> **Web page and app entries**
==*==

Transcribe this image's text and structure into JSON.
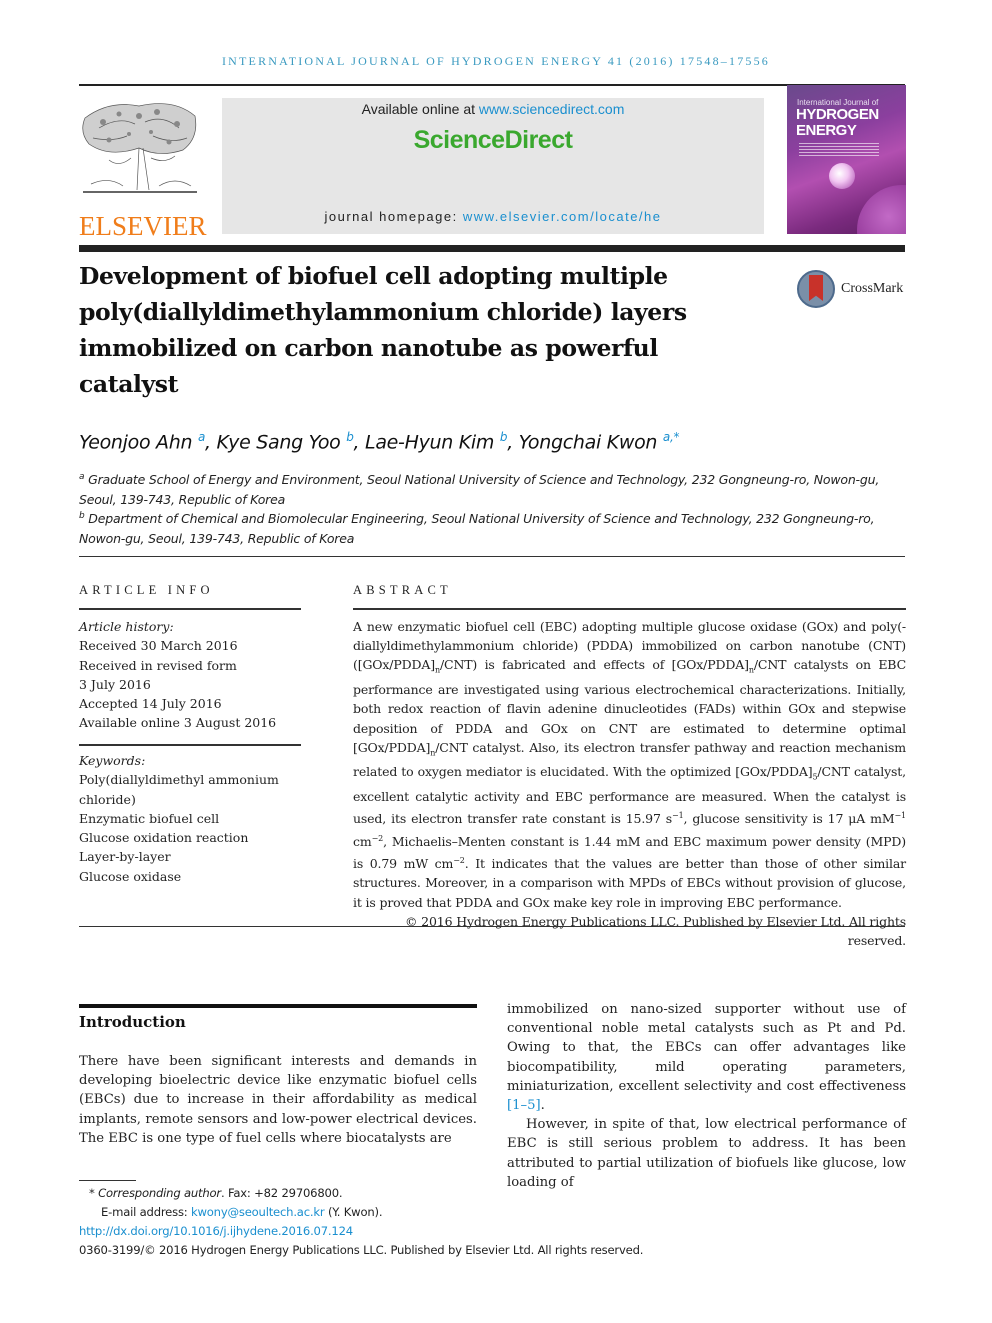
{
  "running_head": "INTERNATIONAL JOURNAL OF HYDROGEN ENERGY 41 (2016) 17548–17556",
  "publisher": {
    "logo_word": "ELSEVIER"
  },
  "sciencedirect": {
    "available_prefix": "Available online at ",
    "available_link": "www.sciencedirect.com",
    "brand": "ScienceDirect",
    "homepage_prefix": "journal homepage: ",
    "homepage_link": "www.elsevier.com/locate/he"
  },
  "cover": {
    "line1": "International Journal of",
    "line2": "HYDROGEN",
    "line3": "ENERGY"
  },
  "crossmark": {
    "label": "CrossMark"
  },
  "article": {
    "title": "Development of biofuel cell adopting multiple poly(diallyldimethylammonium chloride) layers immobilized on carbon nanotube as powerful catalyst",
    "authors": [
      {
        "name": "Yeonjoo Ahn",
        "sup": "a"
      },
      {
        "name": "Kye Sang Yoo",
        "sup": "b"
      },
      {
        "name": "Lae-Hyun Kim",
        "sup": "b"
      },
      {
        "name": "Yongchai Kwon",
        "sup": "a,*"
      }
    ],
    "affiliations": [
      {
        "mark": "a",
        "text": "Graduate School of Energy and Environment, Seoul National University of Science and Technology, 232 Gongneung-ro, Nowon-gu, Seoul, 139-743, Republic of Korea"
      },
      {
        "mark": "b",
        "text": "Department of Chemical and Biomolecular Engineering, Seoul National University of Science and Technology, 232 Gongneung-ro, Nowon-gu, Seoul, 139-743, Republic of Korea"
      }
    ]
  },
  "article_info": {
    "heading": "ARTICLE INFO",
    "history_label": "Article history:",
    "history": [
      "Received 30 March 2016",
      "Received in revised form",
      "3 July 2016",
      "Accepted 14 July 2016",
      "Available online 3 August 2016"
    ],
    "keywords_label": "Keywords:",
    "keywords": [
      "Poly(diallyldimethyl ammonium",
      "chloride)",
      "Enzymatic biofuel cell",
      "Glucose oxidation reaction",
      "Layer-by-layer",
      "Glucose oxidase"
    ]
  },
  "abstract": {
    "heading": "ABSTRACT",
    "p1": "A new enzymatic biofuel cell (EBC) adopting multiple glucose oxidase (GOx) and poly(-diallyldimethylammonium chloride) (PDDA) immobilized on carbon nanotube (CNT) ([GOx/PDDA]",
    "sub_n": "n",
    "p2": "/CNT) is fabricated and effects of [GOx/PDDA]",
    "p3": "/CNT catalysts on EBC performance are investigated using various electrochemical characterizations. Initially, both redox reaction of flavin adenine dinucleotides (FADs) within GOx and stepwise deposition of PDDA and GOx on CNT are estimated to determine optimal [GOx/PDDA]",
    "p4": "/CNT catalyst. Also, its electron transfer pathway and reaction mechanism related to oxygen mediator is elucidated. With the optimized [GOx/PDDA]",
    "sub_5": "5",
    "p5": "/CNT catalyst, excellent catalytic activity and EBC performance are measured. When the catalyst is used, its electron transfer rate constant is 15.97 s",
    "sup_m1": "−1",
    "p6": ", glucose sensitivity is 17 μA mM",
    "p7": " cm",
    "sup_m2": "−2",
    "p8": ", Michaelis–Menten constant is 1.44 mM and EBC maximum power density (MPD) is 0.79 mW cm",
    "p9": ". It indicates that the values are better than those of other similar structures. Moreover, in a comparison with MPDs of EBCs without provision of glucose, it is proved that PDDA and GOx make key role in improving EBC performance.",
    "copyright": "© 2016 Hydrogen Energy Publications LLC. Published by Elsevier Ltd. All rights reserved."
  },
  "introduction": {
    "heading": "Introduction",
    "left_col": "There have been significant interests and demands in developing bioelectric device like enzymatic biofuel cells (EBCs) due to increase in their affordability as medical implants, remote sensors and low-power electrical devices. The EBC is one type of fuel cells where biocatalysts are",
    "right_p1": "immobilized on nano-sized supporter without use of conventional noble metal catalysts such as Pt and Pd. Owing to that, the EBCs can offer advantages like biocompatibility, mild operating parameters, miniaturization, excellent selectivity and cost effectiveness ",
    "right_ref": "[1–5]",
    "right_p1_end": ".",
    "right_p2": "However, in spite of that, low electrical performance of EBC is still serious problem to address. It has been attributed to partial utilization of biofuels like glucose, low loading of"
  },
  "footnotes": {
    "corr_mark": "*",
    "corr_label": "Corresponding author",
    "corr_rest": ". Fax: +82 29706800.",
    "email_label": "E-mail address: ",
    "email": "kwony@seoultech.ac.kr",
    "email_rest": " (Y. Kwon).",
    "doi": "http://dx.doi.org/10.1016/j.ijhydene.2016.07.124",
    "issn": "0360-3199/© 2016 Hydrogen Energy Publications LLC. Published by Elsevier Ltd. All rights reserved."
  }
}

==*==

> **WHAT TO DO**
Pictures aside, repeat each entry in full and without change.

> **OUTPUT BELOW**
Transcribe this image's text and structure into JSON.
{
  "running_head": "INTERNATIONAL JOURNAL OF HYDROGEN ENERGY 41 (2016) 17548–17556",
  "publisher": {
    "logo_word": "ELSEVIER"
  },
  "sciencedirect": {
    "available_prefix": "Available online at ",
    "available_link": "www.sciencedirect.com",
    "brand": "ScienceDirect",
    "homepage_prefix": "journal homepage: ",
    "homepage_link": "www.elsevier.com/locate/he"
  },
  "cover": {
    "line1": "International Journal of",
    "line2": "HYDROGEN",
    "line3": "ENERGY"
  },
  "crossmark": {
    "label": "CrossMark"
  },
  "article": {
    "title": "Development of biofuel cell adopting multiple poly(diallyldimethylammonium chloride) layers immobilized on carbon nanotube as powerful catalyst",
    "authors": [
      {
        "name": "Yeonjoo Ahn",
        "sup": "a"
      },
      {
        "name": "Kye Sang Yoo",
        "sup": "b"
      },
      {
        "name": "Lae-Hyun Kim",
        "sup": "b"
      },
      {
        "name": "Yongchai Kwon",
        "sup": "a,*"
      }
    ],
    "affiliations": [
      {
        "mark": "a",
        "text": "Graduate School of Energy and Environment, Seoul National University of Science and Technology, 232 Gongneung-ro, Nowon-gu, Seoul, 139-743, Republic of Korea"
      },
      {
        "mark": "b",
        "text": "Department of Chemical and Biomolecular Engineering, Seoul National University of Science and Technology, 232 Gongneung-ro, Nowon-gu, Seoul, 139-743, Republic of Korea"
      }
    ]
  },
  "article_info": {
    "heading": "ARTICLE INFO",
    "history_label": "Article history:",
    "history": [
      "Received 30 March 2016",
      "Received in revised form",
      "3 July 2016",
      "Accepted 14 July 2016",
      "Available online 3 August 2016"
    ],
    "keywords_label": "Keywords:",
    "keywords": [
      "Poly(diallyldimethyl ammonium",
      "chloride)",
      "Enzymatic biofuel cell",
      "Glucose oxidation reaction",
      "Layer-by-layer",
      "Glucose oxidase"
    ]
  },
  "abstract": {
    "heading": "ABSTRACT",
    "p1": "A new enzymatic biofuel cell (EBC) adopting multiple glucose oxidase (GOx) and poly(-diallyldimethylammonium chloride) (PDDA) immobilized on carbon nanotube (CNT) ([GOx/PDDA]",
    "sub_n": "n",
    "p2": "/CNT) is fabricated and effects of [GOx/PDDA]",
    "p3": "/CNT catalysts on EBC performance are investigated using various electrochemical characterizations. Initially, both redox reaction of flavin adenine dinucleotides (FADs) within GOx and stepwise deposition of PDDA and GOx on CNT are estimated to determine optimal [GOx/PDDA]",
    "p4": "/CNT catalyst. Also, its electron transfer pathway and reaction mechanism related to oxygen mediator is elucidated. With the optimized [GOx/PDDA]",
    "sub_5": "5",
    "p5": "/CNT catalyst, excellent catalytic activity and EBC performance are measured. When the catalyst is used, its electron transfer rate constant is 15.97 s",
    "sup_m1": "−1",
    "p6": ", glucose sensitivity is 17 μA mM",
    "p7": " cm",
    "sup_m2": "−2",
    "p8": ", Michaelis–Menten constant is 1.44 mM and EBC maximum power density (MPD) is 0.79 mW cm",
    "p9": ". It indicates that the values are better than those of other similar structures. Moreover, in a comparison with MPDs of EBCs without provision of glucose, it is proved that PDDA and GOx make key role in improving EBC performance.",
    "copyright": "© 2016 Hydrogen Energy Publications LLC. Published by Elsevier Ltd. All rights reserved."
  },
  "introduction": {
    "heading": "Introduction",
    "left_col": "There have been significant interests and demands in developing bioelectric device like enzymatic biofuel cells (EBCs) due to increase in their affordability as medical implants, remote sensors and low-power electrical devices. The EBC is one type of fuel cells where biocatalysts are",
    "right_p1": "immobilized on nano-sized supporter without use of conventional noble metal catalysts such as Pt and Pd. Owing to that, the EBCs can offer advantages like biocompatibility, mild operating parameters, miniaturization, excellent selectivity and cost effectiveness ",
    "right_ref": "[1–5]",
    "right_p1_end": ".",
    "right_p2": "However, in spite of that, low electrical performance of EBC is still serious problem to address. It has been attributed to partial utilization of biofuels like glucose, low loading of"
  },
  "footnotes": {
    "corr_mark": "*",
    "corr_label": "Corresponding author",
    "corr_rest": ". Fax: +82 29706800.",
    "email_label": "E-mail address: ",
    "email": "kwony@seoultech.ac.kr",
    "email_rest": " (Y. Kwon).",
    "doi": "http://dx.doi.org/10.1016/j.ijhydene.2016.07.124",
    "issn": "0360-3199/© 2016 Hydrogen Energy Publications LLC. Published by Elsevier Ltd. All rights reserved."
  }
}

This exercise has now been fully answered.